Saved data entries:
####

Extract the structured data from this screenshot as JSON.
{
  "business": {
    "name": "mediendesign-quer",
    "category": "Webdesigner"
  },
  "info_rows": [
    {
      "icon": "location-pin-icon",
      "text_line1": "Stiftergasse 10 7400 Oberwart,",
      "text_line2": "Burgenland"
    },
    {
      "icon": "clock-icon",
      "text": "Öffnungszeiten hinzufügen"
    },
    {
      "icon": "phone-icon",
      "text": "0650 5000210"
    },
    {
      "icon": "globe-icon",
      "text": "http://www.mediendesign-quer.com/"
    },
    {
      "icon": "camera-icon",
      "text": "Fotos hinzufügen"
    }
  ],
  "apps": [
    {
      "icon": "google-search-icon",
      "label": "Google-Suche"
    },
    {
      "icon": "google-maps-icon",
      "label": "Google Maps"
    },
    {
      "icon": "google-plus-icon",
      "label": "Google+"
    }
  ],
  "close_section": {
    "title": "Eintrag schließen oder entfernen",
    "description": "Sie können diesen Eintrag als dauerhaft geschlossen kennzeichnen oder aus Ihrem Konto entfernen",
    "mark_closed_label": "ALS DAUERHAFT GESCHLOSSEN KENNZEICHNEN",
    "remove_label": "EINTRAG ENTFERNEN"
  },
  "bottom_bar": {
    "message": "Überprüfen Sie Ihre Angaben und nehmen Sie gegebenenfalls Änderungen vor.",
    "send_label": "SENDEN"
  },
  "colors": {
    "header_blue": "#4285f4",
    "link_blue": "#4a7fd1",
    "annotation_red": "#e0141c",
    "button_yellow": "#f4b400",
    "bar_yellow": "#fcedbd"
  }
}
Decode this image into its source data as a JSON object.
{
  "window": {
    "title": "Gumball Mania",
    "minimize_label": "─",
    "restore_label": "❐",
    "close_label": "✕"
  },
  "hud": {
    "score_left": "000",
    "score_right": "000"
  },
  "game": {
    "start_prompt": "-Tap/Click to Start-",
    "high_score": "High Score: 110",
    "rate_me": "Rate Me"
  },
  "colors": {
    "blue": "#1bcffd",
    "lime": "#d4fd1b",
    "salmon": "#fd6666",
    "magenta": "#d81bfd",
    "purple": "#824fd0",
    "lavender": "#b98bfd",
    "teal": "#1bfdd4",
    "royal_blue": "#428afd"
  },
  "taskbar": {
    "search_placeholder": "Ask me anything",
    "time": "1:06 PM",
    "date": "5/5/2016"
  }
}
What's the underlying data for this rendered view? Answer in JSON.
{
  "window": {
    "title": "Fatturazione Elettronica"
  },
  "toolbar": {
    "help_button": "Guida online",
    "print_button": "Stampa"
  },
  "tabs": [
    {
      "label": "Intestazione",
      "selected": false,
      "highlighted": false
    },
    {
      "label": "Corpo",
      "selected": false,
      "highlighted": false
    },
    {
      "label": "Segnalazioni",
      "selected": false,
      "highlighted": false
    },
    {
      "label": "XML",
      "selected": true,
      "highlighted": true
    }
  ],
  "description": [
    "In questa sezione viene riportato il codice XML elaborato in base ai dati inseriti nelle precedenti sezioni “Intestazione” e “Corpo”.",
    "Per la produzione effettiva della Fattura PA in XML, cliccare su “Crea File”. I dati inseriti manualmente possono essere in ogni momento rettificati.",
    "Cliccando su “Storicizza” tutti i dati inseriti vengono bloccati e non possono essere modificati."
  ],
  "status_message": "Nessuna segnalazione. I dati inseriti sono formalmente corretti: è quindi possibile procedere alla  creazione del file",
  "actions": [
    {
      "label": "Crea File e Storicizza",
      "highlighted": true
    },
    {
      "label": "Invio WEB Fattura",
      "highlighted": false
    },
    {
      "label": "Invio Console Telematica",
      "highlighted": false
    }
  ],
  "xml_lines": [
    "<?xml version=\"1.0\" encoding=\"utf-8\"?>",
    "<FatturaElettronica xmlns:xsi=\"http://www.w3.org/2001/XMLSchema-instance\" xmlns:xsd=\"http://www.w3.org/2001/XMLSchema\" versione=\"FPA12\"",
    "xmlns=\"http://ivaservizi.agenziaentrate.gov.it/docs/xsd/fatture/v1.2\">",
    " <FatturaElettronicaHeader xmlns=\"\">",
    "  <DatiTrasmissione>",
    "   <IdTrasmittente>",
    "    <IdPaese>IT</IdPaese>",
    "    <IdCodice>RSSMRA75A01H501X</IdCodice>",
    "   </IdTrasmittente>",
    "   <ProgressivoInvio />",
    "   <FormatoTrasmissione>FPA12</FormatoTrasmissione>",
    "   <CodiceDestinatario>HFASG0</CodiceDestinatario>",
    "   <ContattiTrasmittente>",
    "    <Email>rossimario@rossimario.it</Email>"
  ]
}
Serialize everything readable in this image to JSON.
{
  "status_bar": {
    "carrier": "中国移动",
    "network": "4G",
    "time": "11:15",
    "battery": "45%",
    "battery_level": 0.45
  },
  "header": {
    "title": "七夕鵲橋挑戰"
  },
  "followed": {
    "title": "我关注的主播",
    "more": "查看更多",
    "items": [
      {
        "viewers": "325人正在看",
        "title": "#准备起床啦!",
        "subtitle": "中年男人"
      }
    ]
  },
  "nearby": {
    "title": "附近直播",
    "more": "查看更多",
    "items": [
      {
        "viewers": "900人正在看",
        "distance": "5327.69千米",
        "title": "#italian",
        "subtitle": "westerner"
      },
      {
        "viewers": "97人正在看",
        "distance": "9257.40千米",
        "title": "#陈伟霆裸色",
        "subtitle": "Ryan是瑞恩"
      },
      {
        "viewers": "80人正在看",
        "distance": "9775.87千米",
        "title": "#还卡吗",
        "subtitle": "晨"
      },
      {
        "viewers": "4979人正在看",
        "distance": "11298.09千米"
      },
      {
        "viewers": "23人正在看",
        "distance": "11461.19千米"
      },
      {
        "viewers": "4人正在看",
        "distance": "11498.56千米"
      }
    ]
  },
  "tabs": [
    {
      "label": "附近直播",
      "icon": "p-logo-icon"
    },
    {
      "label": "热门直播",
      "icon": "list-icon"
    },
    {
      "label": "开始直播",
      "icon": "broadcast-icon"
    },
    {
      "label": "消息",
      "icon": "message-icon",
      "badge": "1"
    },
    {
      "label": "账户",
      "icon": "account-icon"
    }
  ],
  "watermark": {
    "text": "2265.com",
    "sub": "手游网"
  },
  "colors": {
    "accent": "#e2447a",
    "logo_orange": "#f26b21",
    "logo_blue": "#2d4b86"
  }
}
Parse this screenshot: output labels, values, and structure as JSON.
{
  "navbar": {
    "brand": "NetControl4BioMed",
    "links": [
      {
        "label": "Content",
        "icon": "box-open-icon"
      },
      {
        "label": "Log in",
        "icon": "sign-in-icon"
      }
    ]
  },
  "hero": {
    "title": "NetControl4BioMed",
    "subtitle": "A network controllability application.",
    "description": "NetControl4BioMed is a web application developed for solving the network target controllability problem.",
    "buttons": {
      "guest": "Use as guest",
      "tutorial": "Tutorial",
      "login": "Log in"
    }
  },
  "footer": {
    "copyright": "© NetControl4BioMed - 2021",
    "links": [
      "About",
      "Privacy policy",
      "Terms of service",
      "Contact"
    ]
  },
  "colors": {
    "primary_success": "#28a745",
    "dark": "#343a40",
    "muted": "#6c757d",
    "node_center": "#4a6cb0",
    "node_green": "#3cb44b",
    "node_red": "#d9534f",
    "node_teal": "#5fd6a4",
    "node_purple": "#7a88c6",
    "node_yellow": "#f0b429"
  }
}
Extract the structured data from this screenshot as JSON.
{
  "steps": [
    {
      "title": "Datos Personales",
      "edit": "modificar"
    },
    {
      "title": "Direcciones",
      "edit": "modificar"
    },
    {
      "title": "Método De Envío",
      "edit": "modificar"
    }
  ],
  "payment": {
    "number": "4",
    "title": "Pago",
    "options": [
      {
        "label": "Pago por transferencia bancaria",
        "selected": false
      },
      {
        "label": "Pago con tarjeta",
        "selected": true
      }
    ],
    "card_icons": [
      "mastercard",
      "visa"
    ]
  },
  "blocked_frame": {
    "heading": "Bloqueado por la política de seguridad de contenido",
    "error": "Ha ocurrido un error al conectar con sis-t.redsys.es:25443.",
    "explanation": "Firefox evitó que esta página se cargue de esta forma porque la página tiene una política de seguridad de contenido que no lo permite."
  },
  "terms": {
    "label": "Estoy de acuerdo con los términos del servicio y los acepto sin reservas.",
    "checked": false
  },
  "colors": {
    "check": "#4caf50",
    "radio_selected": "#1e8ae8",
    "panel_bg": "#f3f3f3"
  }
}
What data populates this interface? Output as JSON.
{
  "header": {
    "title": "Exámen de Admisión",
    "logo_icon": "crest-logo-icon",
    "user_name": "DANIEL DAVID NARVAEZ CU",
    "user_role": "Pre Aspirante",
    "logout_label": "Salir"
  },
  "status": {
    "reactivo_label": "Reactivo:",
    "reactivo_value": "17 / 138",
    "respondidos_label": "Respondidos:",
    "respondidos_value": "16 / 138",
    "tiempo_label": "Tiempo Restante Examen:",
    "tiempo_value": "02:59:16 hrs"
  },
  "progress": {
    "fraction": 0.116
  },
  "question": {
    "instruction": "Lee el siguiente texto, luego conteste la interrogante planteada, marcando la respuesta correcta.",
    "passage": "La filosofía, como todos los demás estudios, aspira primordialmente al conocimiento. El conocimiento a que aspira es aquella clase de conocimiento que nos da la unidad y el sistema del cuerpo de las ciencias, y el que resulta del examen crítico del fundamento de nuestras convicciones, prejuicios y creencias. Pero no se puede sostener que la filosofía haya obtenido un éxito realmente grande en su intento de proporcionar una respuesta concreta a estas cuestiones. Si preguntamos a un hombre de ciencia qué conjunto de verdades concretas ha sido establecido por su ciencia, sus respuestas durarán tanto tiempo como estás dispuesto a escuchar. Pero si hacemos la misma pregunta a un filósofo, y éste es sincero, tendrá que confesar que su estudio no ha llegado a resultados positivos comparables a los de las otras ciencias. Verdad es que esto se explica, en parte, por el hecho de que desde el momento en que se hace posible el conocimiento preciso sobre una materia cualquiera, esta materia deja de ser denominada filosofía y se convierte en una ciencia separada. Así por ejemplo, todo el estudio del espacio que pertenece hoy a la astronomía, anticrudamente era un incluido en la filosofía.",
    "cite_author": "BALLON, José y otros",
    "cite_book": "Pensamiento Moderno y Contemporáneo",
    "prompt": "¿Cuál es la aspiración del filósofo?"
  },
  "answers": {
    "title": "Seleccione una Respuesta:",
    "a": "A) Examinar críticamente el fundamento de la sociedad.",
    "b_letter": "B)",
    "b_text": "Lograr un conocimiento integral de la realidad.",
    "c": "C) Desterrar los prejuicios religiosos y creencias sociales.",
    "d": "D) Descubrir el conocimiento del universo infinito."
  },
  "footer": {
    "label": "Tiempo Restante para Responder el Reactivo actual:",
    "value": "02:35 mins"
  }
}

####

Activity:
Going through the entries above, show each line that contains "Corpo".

Reply to the task:
      "label": "Corpo",
    "In questa sezione viene riportato il codice XML elaborato in base ai dati inseriti nelle precedenti sezioni “Intestazione” e “Corpo”.",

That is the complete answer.